Bhutan, a kingdom in the Eastern Himalayas, is living in self-imposed isolation: in order to preserve local culture, traditions and the environment, foreigners can enter in groups and in limited number only. Consequently, our geoscientific knowledge is very limited compared to other parts of the orogen. The first geological map was compiled in 1983 by the famous Swiss geologist Augusto Gansser. From a geophysical perspective, Bhutan is almost a blank spot: only very limited information exists on seismicity which shows a lower level of earthquake activity compared to other parts of the Himalayas, and there is knowledge neither of the structure nor of the physical properties of the crust and the lithosphere. Illuminating the deep structure of Bhutan and comparing it with the much better known Central Himalayas of Nepal is highly relevant both for evaluating the earthquake hazard and for improving our geodynamic picture of this classical collisional orogen.
In this project will conduct a temporary seismic experiment in Bhutan. Two densely spaced profiles across the orogen will allow us to produce the first, direct and high quality images of the structure of the lithosphere in the Eastern Himalayas, as well as give an insight into lateral variations along the mountain belt. Together with further stations that we will deploy throughout the country, our network will provide reliable information on seismicity in Bhutan and establish the first seismic velocity model of the crust. Furthermore, we will apply ambient noise tomography to map the physical properties of the lithosphere. The results will be interpreted jointly with gravity data (which we have already acquired) to build physical models of the Eastern Himalayas as well as to draw conclusions on its geodynamics. Especially, seismotectonic studies that we plan to conduct by comparing different segments of the Himalayas may shed light on the origin of the apparent seismic gap in Bhutan.
Augusto Gansser, “Geology Father of the Himalayas” and first geological mapmaker of Bhutan, has passed away earlier this year (2012), at the age of 101. We would like to dedicate this experiment to his memory.

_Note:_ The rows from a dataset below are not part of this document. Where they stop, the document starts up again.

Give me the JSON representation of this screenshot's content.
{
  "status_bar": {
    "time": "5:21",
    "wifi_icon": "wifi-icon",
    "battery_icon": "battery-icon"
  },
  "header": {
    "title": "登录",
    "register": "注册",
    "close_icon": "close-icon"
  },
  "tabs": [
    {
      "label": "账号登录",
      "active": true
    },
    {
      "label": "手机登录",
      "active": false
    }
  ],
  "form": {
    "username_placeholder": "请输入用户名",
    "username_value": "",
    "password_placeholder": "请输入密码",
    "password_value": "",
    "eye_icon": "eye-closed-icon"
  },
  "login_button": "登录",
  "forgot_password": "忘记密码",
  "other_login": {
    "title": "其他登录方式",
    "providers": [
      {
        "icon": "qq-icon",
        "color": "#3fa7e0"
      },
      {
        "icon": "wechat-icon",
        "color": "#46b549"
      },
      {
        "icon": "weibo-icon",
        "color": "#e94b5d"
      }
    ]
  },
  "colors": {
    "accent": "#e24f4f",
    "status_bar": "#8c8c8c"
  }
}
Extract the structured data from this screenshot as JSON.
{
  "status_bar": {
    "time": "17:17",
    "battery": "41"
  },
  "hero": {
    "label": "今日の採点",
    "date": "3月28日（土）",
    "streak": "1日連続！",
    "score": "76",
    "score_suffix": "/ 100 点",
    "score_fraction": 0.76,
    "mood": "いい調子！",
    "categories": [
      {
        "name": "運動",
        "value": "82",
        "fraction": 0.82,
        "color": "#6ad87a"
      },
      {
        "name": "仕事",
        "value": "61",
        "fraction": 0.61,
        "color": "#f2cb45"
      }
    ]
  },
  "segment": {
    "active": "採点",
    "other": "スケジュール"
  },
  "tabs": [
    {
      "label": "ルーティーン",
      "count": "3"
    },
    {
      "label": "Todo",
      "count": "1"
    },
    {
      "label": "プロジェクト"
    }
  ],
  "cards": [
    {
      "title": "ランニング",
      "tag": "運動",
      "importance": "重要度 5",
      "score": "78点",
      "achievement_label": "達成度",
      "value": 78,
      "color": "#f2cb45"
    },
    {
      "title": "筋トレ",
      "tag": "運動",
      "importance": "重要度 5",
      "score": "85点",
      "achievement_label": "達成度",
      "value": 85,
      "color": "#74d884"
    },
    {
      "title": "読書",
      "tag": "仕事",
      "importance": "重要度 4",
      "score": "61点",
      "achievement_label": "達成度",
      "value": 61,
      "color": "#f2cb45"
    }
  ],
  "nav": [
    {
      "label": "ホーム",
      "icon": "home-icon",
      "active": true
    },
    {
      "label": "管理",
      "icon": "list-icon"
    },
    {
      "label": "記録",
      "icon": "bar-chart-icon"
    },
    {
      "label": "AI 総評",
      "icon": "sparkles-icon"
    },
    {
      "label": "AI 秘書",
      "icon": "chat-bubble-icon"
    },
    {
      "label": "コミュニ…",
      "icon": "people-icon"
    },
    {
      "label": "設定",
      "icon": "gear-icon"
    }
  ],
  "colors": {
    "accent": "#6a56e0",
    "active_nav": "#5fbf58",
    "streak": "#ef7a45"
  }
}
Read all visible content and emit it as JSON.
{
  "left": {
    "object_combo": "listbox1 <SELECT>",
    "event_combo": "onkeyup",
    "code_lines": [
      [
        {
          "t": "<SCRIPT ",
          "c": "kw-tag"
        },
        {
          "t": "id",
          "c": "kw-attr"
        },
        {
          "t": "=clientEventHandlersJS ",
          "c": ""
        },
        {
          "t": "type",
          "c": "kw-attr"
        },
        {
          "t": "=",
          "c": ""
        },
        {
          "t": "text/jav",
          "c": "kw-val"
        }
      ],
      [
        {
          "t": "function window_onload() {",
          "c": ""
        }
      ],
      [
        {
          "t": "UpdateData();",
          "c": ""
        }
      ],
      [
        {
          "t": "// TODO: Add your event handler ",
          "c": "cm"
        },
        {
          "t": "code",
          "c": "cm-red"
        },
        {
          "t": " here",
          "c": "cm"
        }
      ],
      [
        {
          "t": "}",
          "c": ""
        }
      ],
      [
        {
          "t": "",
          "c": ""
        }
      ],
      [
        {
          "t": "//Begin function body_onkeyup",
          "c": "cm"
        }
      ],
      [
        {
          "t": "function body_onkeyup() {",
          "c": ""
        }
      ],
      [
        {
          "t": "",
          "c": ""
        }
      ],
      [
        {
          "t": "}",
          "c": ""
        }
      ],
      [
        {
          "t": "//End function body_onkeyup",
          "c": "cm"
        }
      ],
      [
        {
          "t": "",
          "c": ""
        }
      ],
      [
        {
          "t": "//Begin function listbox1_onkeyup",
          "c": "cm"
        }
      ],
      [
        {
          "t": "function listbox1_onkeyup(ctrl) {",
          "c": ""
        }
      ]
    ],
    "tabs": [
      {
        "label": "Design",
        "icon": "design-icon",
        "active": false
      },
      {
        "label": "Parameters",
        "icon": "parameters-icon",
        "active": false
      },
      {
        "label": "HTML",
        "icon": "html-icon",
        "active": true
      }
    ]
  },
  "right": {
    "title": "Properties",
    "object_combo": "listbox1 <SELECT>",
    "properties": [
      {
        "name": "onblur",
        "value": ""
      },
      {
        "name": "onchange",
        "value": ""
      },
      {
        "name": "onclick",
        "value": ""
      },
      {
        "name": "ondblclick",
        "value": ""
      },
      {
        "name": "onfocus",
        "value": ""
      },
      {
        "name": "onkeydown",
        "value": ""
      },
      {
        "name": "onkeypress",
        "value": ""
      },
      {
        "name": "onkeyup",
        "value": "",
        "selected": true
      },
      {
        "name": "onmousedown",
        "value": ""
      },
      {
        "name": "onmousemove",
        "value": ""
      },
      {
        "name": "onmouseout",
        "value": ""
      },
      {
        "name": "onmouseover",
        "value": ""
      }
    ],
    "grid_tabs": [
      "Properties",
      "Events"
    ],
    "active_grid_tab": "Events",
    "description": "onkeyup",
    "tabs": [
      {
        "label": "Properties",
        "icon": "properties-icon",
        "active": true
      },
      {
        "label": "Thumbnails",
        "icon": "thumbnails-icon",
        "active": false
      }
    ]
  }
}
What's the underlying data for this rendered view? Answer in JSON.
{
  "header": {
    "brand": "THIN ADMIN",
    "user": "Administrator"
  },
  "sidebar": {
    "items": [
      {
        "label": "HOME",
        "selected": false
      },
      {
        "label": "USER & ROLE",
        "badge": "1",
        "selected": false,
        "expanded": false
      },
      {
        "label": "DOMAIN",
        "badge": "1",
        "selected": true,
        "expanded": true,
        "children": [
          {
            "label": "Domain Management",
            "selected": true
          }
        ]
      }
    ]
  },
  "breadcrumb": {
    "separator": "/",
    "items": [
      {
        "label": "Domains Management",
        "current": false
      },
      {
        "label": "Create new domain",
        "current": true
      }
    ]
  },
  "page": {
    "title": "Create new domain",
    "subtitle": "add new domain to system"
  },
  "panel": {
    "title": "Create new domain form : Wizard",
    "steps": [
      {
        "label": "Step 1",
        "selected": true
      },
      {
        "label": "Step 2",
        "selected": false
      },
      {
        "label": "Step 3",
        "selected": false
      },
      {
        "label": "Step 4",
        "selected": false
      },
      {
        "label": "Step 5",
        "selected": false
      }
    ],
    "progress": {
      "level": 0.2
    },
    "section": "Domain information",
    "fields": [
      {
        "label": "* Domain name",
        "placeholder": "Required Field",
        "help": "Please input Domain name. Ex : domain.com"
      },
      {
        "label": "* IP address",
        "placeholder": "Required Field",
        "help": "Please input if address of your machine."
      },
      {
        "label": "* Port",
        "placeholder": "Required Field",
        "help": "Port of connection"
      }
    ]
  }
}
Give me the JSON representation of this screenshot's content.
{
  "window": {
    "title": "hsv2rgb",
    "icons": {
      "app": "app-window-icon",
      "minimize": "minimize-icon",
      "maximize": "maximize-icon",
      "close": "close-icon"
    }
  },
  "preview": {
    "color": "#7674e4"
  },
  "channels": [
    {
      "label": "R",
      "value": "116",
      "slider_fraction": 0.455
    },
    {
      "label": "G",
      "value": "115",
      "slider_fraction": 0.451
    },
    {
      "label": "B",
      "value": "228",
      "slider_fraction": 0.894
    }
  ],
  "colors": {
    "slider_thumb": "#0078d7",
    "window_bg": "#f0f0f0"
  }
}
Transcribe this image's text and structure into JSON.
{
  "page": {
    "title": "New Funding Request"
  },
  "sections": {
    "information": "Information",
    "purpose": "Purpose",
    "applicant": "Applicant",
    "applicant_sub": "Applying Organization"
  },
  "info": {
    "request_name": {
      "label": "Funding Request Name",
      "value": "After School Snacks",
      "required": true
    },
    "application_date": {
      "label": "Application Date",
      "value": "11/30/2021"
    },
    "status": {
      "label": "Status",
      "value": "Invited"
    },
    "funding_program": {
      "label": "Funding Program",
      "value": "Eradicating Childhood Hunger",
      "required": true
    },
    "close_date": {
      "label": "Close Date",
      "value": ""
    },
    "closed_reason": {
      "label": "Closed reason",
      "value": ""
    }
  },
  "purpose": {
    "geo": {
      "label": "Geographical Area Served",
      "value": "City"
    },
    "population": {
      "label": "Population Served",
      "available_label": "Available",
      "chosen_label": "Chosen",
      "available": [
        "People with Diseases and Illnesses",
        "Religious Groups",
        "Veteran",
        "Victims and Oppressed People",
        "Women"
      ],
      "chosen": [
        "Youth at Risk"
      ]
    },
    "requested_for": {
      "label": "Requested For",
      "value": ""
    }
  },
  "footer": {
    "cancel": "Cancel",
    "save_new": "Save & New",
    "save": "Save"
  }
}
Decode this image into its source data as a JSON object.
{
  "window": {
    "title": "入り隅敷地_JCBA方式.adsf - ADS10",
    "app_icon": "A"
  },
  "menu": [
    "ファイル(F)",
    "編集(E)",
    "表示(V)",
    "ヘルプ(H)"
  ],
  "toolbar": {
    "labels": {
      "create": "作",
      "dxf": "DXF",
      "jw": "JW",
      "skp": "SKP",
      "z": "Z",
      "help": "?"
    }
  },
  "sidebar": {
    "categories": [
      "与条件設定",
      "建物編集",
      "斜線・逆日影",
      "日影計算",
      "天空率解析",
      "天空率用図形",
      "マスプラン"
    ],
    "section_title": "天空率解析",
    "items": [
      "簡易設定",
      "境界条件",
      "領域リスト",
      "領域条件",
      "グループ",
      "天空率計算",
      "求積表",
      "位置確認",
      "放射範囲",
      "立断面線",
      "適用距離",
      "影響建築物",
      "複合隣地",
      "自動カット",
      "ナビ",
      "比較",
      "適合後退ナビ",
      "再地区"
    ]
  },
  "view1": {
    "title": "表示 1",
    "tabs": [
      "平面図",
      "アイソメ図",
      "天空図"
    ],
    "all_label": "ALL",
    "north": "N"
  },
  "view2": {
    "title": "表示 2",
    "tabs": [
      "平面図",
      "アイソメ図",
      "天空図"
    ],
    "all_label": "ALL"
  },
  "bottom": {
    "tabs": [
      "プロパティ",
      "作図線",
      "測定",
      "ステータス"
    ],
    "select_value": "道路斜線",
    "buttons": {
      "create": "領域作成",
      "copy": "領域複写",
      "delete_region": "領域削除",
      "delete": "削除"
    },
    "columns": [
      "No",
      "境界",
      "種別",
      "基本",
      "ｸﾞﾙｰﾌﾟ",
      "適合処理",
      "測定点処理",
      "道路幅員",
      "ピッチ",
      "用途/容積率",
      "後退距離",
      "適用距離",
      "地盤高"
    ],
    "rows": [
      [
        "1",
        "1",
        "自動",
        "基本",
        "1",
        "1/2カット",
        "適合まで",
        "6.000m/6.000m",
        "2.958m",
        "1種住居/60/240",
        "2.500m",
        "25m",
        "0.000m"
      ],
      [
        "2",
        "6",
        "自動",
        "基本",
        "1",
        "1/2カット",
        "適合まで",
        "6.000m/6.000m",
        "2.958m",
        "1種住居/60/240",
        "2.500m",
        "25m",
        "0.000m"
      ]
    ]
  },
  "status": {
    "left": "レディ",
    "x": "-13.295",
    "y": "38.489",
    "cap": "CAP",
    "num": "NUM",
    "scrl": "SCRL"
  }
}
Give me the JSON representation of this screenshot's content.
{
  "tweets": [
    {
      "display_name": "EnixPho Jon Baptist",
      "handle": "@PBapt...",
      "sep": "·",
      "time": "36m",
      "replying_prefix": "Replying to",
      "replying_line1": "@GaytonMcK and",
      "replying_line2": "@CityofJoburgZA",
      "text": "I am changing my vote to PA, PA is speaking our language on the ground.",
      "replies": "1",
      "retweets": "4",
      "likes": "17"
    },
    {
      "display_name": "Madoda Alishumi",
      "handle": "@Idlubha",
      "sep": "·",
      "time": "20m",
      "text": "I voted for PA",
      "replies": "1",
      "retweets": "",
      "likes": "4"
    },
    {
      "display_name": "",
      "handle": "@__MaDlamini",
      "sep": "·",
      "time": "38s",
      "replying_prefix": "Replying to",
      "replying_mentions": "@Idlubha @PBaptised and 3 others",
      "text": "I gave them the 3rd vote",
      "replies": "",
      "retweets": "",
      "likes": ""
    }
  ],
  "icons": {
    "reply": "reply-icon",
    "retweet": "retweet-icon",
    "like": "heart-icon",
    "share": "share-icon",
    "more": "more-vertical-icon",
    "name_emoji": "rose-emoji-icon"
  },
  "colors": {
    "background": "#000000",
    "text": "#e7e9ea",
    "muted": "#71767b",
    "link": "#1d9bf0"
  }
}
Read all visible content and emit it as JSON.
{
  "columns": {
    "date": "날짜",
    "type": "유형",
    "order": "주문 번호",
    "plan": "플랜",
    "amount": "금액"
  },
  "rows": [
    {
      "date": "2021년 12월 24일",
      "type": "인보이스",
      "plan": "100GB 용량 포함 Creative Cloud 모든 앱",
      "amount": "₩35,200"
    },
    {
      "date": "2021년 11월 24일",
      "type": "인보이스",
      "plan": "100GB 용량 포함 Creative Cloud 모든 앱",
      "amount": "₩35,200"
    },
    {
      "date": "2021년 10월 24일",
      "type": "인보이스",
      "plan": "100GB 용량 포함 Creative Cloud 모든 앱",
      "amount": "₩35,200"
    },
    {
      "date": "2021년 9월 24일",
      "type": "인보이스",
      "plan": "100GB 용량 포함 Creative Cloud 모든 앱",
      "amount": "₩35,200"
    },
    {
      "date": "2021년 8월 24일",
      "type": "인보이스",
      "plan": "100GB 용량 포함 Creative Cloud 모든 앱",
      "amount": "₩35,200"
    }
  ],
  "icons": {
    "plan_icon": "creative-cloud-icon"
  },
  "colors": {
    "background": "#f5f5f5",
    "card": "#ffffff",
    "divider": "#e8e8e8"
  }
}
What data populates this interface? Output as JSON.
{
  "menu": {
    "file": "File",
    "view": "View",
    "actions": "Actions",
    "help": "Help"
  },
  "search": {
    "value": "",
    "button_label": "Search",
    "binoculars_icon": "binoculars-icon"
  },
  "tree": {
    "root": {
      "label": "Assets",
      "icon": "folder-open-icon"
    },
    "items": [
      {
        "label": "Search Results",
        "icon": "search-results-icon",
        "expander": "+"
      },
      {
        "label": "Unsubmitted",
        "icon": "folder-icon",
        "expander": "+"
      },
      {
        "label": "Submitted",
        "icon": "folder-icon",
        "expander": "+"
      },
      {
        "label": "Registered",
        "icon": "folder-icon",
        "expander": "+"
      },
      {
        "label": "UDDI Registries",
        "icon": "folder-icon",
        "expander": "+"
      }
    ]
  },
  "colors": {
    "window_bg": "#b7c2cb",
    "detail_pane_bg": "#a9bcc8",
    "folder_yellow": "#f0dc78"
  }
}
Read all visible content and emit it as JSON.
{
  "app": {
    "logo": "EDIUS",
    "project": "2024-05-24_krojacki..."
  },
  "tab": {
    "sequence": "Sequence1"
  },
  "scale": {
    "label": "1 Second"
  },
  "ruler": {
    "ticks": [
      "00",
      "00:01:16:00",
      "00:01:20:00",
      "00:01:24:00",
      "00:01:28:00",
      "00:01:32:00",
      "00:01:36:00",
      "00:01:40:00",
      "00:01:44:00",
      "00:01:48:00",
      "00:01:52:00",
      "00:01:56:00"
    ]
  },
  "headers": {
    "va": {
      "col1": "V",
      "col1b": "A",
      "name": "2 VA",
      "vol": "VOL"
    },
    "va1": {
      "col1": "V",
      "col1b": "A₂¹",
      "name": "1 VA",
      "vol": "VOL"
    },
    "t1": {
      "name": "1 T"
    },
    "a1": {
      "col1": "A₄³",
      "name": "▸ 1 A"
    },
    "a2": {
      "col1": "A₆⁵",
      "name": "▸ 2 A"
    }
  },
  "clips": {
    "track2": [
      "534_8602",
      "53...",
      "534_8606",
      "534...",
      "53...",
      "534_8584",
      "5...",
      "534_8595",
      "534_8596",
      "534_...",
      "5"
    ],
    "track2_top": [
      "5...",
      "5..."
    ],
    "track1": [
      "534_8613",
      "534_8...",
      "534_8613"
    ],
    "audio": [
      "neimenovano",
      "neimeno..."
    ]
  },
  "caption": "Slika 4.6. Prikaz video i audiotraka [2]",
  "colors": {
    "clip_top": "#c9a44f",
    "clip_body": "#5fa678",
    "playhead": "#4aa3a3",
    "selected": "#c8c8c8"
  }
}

More information about the project is available on: http://www.seismo.ethz.ch/research/groups/alrt/projects/gansser/index